June 23, 2012
June 23, 2012
Would a second term for President Barack Obama really represent a fourth term for President George W. Bush? In many respects, says a McClatchy Newspapers article by Steven Thomma and William Douglas, the answer is yes.
“For years, Obama talked about the limits on presidential power,” write Thomma and Douglas. “Now, driven either by principle or political expediency, he’s working to build and maintain a powerful presidency that pushes the edge of what it can do, while often telling Congress and the courts to mind their own business.”
In other words, he’s acting like Bush — and Bush’s Vice President, Dick Cheney, who the authors note has “pursued [such presidential power] ever since he served as White House chief of staff to Gerald Ford and watched Congress take power away from a presidency weakened by Vietnam and Watergate.”

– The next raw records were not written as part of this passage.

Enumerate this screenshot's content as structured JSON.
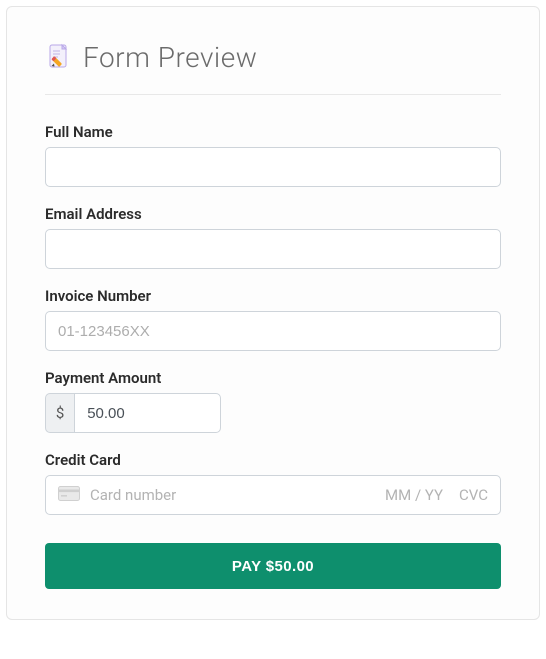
{
  "heading": "Form Preview",
  "fields": {
    "full_name": {
      "label": "Full Name",
      "value": ""
    },
    "email": {
      "label": "Email Address",
      "value": ""
    },
    "invoice": {
      "label": "Invoice Number",
      "placeholder": "01-123456XX",
      "value": ""
    },
    "amount": {
      "label": "Payment Amount",
      "currency_symbol": "$",
      "value": "50.00"
    },
    "credit_card": {
      "label": "Credit Card",
      "number_placeholder": "Card number",
      "expiry_placeholder": "MM / YY",
      "cvc_placeholder": "CVC"
    }
  },
  "button": {
    "label": "PAY $50.00"
  },
  "colors": {
    "accent": "#0e8f6d"
  }
}
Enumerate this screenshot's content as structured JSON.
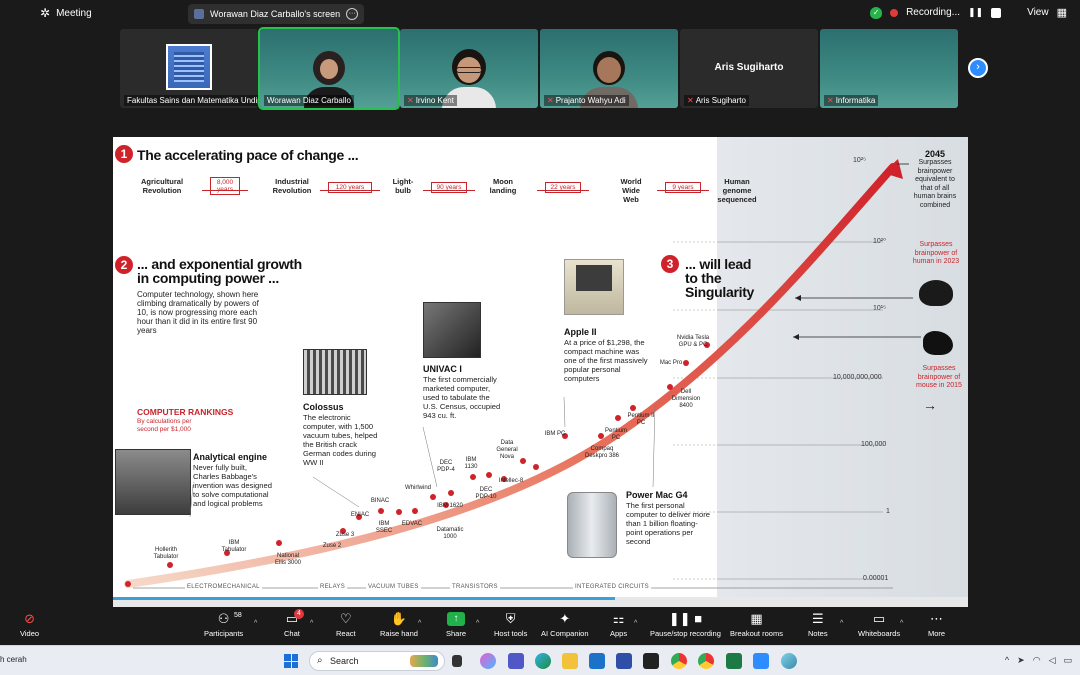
{
  "topbar": {
    "meeting_label": "Meeting",
    "share_label": "Worawan Diaz Carballo's screen",
    "recording_label": "Recording...",
    "view_label": "View"
  },
  "participants": [
    {
      "name": "Fakultas Sains dan Matematika Undip",
      "muted": false,
      "type": "building"
    },
    {
      "name": "Worawan Diaz Carballo",
      "muted": false,
      "type": "person-slide",
      "active": true
    },
    {
      "name": "Irvino Kent",
      "muted": true,
      "type": "person-slide"
    },
    {
      "name": "Prajanto Wahyu Adi",
      "muted": true,
      "type": "person-slide"
    },
    {
      "name": "Aris Sugiharto",
      "muted": true,
      "type": "name-only",
      "display": "Aris Sugiharto"
    },
    {
      "name": "Informatika",
      "muted": true,
      "type": "slide"
    }
  ],
  "slide": {
    "sec1_num": "1",
    "sec1_title": "The accelerating pace of change ...",
    "timeline": [
      {
        "label": "Agricultural\nRevolution"
      },
      {
        "box": "8,000\nyears"
      },
      {
        "label": "Industrial\nRevolution"
      },
      {
        "box": "120 years"
      },
      {
        "label": "Light-\nbulb"
      },
      {
        "box": "90 years"
      },
      {
        "label": "Moon\nlanding"
      },
      {
        "box": "22 years"
      },
      {
        "label": "World\nWide\nWeb"
      },
      {
        "box": "9 years"
      },
      {
        "label": "Human\ngenome\nsequenced"
      }
    ],
    "sec2_num": "2",
    "sec2_title": "... and exponential growth\nin computing power ...",
    "sec2_desc": "Computer technology, shown here climbing dramatically by powers of 10, is now progressing more each hour than it did in its entire first 90 years",
    "sec3_num": "3",
    "sec3_title": "... will lead\nto the\nSingularity",
    "rankings_title": "COMPUTER RANKINGS",
    "rankings_sub": "By calculations per second per $1,000",
    "y_ticks": [
      "10²⁵",
      "10²⁰",
      "10¹⁵",
      "10,000,000,000",
      "100,000",
      "1",
      "0.00001"
    ],
    "year_2045": "2045",
    "note_2045": "Surpasses brainpower equivalent to that of all human brains combined",
    "note_human": "Surpasses brainpower of human in 2023",
    "note_mouse": "Surpasses brainpower of mouse in 2015",
    "items": [
      {
        "title": "Analytical engine",
        "desc": "Never fully built, Charles Babbage's invention was designed to solve computational and logical problems"
      },
      {
        "title": "Colossus",
        "desc": "The electronic computer, with 1,500 vacuum tubes, helped the British crack German codes during WW II"
      },
      {
        "title": "UNIVAC I",
        "desc": "The first commercially marketed computer, used to tabulate the U.S. Census, occupied 943 cu. ft."
      },
      {
        "title": "Apple II",
        "desc": "At a price of $1,298, the compact machine was one of the first massively popular personal computers"
      },
      {
        "title": "Power Mac G4",
        "desc": "The first personal computer to deliver more than 1 billion floating-point operations per second"
      }
    ],
    "point_labels": [
      "Hollerith Tabulator",
      "IBM Tabulator",
      "National Ellis 3000",
      "Zuse 2",
      "Zuse 3",
      "ENIAC",
      "BINAC",
      "IBM SSEC",
      "EDVAC",
      "Whirlwind",
      "IBM 1620",
      "Datamatic 1000",
      "DEC PDP-4",
      "IBM 1130",
      "DEC PDP-10",
      "Data General Nova",
      "Intellec-8",
      "IBM PC",
      "Compaq Deskpro 386",
      "Pentium PC",
      "Pentium II PC",
      "Dell Dimension 8400",
      "Mac Pro",
      "Nvidia Tesla GPU & PC"
    ],
    "eras": [
      "ELECTROMECHANICAL",
      "RELAYS",
      "VACUUM TUBES",
      "TRANSISTORS",
      "INTEGRATED CIRCUITS"
    ]
  },
  "toolbar": {
    "video": "Video",
    "participants": "Participants",
    "participants_count": "58",
    "chat": "Chat",
    "chat_badge": "4",
    "react": "React",
    "raise_hand": "Raise hand",
    "share": "Share",
    "host_tools": "Host tools",
    "ai_companion": "AI Companion",
    "apps": "Apps",
    "pause_recording": "Pause/stop recording",
    "breakout_rooms": "Breakout rooms",
    "notes": "Notes",
    "whiteboards": "Whiteboards",
    "more": "More"
  },
  "taskbar": {
    "weather": "h cerah",
    "search_placeholder": "Search"
  }
}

For example, Obama was highly critical of the Bush administration’s assertion of executive privilege — an extra-constitutional “concept invented by President Eisenhower to stonewall the investigations of communism by Senator Joseph McCarthy in the 1950s,” according toThe New American’s Thomas R. Eddlem — to stymie a Senate investigation into Karl Rove’s involvement in the firing of U.S. Attorneys.
“There’s been a tendency on the part of this administration to try to hide behind executive privilege every time there’s something a little shaky that’s taking place,” Obama said in 2007. “There doesn’t seem to be any national security issues involved…. I think the American people deserve to know what was going on there.”
Fast-forward to 2012. Obama himself is now claiming executive privilege to shield Attorney General Eric Holder from a congressional inquiry into the Fast and Furious “gunwalking” scandal. Fast and Furious, an operation carried out by the Justice Department’s Bureau of Alcohol, Tobacco, and Firearms, deliberately put more than 2,000 high-powered weapons in the hands of Mexican drug cartels and has contributed to much of the violence in Mexico and on the U.S.-Mexico border, where U.S. Border Patrol agent Brian Terry was murdered, most likely by a bullet fired from one of those guns.
Fast and Furious is more than “a little shaky,” to borrow Obama’s turn of phrase from five years ago; and while it may have implications for Obama’s administration, it has few, if any, for national security. Like his predecessor, Obama seems to be invoking executive privilege simply to prevent embarrassment for his administration.